**WHAT YOU ARE ASKED TO DO**
Search the listing below for the word "heading" and copy each line where it appears.

**RAW DATA**

━━━━━━━━━━

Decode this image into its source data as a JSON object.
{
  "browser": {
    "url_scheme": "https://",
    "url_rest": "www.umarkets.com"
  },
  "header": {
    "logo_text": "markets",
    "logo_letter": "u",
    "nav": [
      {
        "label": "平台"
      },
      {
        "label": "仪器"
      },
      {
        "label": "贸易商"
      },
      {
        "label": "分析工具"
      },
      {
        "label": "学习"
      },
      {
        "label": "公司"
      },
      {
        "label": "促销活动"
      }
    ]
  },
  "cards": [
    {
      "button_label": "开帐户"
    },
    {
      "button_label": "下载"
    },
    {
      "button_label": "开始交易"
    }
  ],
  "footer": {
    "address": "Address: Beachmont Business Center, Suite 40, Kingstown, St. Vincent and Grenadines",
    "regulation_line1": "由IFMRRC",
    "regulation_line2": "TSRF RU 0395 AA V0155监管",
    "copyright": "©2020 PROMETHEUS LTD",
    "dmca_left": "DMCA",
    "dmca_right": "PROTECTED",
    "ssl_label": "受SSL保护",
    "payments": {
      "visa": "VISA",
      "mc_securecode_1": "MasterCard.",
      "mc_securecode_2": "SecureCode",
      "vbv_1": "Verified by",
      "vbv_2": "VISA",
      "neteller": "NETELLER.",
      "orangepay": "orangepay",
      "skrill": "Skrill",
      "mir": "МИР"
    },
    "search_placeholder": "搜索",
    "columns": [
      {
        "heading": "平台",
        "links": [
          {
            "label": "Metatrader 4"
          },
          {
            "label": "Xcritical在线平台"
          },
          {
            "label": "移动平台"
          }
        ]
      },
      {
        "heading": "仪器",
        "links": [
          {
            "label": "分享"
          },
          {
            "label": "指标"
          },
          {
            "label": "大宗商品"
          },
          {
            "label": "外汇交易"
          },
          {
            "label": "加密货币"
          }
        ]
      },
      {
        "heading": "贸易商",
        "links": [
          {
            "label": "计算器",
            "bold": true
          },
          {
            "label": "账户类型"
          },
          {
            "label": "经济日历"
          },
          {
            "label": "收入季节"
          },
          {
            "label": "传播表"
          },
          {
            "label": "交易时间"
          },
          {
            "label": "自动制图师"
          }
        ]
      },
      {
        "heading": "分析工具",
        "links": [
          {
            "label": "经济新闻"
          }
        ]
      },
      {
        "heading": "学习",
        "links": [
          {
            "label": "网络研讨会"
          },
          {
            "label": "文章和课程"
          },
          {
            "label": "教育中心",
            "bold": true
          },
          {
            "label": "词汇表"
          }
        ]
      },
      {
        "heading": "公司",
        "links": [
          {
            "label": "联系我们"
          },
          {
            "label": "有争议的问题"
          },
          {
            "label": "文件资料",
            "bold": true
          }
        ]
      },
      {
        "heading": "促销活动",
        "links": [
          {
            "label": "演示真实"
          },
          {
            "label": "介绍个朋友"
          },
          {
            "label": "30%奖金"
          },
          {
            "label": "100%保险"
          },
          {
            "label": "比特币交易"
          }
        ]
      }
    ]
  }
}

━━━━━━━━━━

**REPLY**
        "heading": "平台",
        "heading": "仪器",
        "heading": "贸易商",
        "heading": "分析工具",
        "heading": "学习",
        "heading": "公司",
        "heading": "促销活动",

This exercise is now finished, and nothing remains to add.